Skip to Main Content

Common Terminology for New Riders in BC

The past year has been a record-breaking year for all snowmobile manufacturers across North America.  With many brand-new riders entering the sport we figured it would be a great time to shed light on some common terminology used in articles, social media posts and verbal dialogue.

Avalanche Transceiver: Sometimes referred to as an Avalanche Beacon, this device transmits and receives a signal out to other transceivers.  In the event of an avalanche, searchers will switch their device to the search mode to find the buried rider.  The term beacon has been discontinued by many avalanche professionals for it created the impression that it would give off a batman like beacon signal anyone could simply find by looking up into the sky.  Transceivers are one of the necessities needed for mountain riding.  Practice often, and make sure you have a triple antennae transceiver that is up to date with today’s technology.  Many “great deals” found on your local buy and sell pages are devices that are obsolete and could impair a rescue.  Read more about avalanche transceivers

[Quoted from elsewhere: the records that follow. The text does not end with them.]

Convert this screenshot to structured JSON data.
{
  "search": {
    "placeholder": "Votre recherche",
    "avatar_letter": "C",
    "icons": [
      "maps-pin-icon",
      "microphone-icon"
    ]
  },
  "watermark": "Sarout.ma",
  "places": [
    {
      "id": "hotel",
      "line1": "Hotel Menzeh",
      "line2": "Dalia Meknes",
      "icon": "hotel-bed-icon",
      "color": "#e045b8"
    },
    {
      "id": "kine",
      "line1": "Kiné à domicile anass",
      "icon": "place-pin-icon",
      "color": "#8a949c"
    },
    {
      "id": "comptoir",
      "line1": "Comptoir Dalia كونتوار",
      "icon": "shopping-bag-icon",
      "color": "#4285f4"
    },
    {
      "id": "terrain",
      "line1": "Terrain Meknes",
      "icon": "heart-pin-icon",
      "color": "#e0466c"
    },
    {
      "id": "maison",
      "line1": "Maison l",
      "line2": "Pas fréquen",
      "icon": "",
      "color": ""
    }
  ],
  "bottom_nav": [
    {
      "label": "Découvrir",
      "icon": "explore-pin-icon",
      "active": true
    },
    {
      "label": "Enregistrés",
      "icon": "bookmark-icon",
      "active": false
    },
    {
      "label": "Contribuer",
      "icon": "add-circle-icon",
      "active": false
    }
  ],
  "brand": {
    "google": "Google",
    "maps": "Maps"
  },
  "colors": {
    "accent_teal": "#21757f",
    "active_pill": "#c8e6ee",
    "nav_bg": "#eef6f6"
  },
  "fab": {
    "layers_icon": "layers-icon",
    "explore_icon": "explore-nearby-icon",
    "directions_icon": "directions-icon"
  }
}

AST – AST is the abbreviation for Avalanche Skills Training.  The bare minimum level of AST training recommended when riding the mountains of BC is AST Level oneClick here for more information on AST training.

Shovel – An Avalanche shovel is not your average compact shovel for should you need it in a rescue situation you will be digging through dense snow and ice.  Your shovel should be made of metal and specifically manufactured for avalanche rescue. An avalanche shovel is one of the 3 necessities needed when riding in the backcountry and should always be worn on your person (in a backpack).

Probe – An avalanche probe is a collapsible rod that is used to poke through avalanche debris in order to find a buried victim and like your shovel should be on your person in your backpack.

Backpack – A snowmobile backpack is not your typical hello kitty kind of pack.  It is designed to be durable enough to withstand abuse while having enough storage capacity to carry your essentials should you become separated from your snowmobile or find yourself spending the night in the backcountry.

Avalanche Air Bag – An avalanche air bag is a backpack that in addition to being durable has the ability to inflate pillow like compartments which can prevent a rider from becoming buried when the trigger is pulled. 

Avalanche Vest – Like an avalanche air bag, the vest inflates to prevent burial with the added bonus of a vest like fitting that provides armour to protect the solar plexus from impact. 

Protective Vest – A protective vest contains armour to prevent injury in the solar plexus region.  Snowmobile specific protective vests are designed to withstand the cold.

Simple Terrain - Simple terrain has exposure to low angle slopes (less than 30 degrees) and is a great choice for novice riders or riding during snowpack instability. Read More

Complex Terrain - Complex terrain has exposure to multiple overlapping avalanche paths or large expanses of steep, open terrain. Here, there are multiple avalanche starting zones, many terrain traps below the open terrain and minimal options to reduce exposure. Read More

ATES Ratings – An abbreviation for Avalanche Terrain Exposure Scale, ATES ratings help one create a trip plan based upon skill level or snowpack conditions. Read More

Cornice – A cornice is an overhanging edge of snow deposit created by a mass of wind.  Cornices can be unstable and break off creating an avalanche. Read More

Wind Slab – A wind slab is a layer of snowpack created by strong winds creating a very unstable foundation. Read More

Persistent Weak Layer – A persistent weak layer is a layer of the snowpack that does not bond over time creating dangerous conditions especially when a heavy load of precipitation falls on top of it.  Read More

Flat Light – When the skies are grey and overcast definition of terrain features can become difficult to recognize which can create a challenge when navigating.  Adjusting the color of goggle lens can facilitate better terrain definition.  Colors such as yellow, rose and blue may help with clarity.

Spring Snow – Also called concrete snow, or hero snow, this snow condition is dense and hard pack making navigation a breeze for even newbies.  Climbing terrain features is easy but one must remember that what goes up, must come down and spring snow does not make slowing down or stopping easy.  Think of a luge run.  Choose your terrain wisely and ride to your skill level.

Tree Well – Covered by overhanging branches, a tree well is a hole created around the base of a tree as snow accumulates around it.  Tree wells can be a hazard should a rider find themselves trapped. Read More

Scratchers – Mountain sleds are built for performance and can overheat under hard pack conditions.  Scratchers located midway on the rails of your sled scratch the hard snow surface to facilitate cooling.

This is just the tip of the iceberg when it comes to understanding snowmobile terminology.  Stay tuned for more! Part two is coming right up.

We have to give great thanks to Avalanche Canada and Backcountry Access for their incredible outreach of information.  Here are some excellent links to further your bank of knowledge. 

Avy Savvy Online Tutorial

BCA Avalanche Avoidance Videos

Welcome to the sport of snowmobiling.  Ride safe.  Get the Gear, Get the Training, Get the Picture.

Practice frequently and choose your ride crew wisely.